When analysing planning decisions for signs of legal error, judges are always careful to put to one side any views they might have as to the merits or otherwise of particular developments. In a case on point, the High Court upheld planning consent granted for a substantial mixed-use extension to a market town.
The proposed development comprised 3,000 new homes, extensive educational and leisure facilities, a 1,200-square-metre food store and up to 29,200 square metres of employment space. Opponents of the project, however, argued that the one GP surgery provided for was inadequate and that such a large increase in the area’s population would pile pressure on its existing healthcare facilities.
However, in rejecting a local campaign group’s judicial review challenge to outline planning consent granted for the development, the Court noted that the project also formed a critical part of the local authority’s long-term vision to deliver a partial orbital route that would relieve traffic pressure on the congested town centre.

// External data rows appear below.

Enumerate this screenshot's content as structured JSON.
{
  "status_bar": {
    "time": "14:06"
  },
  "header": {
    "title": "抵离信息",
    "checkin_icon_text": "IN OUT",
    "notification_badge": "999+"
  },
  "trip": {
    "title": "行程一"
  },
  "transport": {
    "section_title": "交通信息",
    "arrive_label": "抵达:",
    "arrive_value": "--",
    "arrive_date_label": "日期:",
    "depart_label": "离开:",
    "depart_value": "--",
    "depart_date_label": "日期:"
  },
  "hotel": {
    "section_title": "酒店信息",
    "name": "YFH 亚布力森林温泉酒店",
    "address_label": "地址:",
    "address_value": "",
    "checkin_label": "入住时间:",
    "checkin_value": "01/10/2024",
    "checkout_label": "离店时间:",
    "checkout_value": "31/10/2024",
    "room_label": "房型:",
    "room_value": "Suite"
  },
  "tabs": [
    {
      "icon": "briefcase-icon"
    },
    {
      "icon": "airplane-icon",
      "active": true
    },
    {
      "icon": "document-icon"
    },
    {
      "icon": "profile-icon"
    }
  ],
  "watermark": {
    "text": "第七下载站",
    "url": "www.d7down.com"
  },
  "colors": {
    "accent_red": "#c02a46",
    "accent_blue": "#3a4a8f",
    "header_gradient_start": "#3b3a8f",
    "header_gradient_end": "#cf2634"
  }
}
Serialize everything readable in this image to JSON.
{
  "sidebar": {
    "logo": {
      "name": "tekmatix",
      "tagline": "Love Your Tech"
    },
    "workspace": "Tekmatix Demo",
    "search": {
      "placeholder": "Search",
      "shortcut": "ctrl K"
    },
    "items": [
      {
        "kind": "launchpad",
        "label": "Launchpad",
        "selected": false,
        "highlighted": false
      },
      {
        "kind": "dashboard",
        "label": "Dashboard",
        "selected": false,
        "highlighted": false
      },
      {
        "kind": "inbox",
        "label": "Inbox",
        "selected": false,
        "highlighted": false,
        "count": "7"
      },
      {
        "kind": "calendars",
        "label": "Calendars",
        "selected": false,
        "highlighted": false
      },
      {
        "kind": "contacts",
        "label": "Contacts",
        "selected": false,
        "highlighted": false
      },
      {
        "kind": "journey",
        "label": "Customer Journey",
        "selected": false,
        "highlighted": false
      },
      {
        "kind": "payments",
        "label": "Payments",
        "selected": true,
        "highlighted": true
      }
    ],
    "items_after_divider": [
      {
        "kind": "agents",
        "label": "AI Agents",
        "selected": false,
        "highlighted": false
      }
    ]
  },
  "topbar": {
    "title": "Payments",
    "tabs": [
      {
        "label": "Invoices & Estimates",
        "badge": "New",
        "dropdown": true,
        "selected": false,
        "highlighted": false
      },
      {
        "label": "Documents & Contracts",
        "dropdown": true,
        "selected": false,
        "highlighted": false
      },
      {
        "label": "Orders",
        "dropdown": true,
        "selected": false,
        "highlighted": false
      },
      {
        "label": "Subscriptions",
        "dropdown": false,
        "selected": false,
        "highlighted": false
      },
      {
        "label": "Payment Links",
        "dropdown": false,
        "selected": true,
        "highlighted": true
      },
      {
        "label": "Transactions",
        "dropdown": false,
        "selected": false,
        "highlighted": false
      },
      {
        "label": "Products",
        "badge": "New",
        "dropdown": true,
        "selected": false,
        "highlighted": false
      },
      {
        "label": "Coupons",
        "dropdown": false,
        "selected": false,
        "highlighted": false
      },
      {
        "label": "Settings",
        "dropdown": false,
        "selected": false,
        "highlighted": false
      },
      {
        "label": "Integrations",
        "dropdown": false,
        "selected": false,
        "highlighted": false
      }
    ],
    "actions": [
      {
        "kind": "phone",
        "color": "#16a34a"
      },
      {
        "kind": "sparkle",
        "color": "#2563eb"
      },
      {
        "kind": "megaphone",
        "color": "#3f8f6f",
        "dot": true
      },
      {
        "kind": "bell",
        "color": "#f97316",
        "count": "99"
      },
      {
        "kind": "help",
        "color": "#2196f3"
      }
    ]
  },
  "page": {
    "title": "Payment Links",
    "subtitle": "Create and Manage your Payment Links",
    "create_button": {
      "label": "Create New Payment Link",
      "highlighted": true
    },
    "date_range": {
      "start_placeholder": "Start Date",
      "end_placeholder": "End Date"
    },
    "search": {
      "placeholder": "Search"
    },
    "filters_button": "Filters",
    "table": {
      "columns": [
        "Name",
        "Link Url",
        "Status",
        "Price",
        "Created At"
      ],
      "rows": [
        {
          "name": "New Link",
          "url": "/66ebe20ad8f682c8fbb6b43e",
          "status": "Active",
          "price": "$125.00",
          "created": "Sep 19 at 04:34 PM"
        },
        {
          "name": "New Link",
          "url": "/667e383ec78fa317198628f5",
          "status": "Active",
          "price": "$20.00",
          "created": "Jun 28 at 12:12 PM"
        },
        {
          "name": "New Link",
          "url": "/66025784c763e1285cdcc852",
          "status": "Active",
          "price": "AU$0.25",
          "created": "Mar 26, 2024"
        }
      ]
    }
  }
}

Councillors performed a legitimate balancing exercise and there was ample material to justify the advice given to them by planning officers concerning the healthcare provision issue. The decision disclosed no error of law and, on close examination, the Court found that the challenge amounted to no more than a thinly veiled disagreement with the council’s lawful exercise of planning judgment.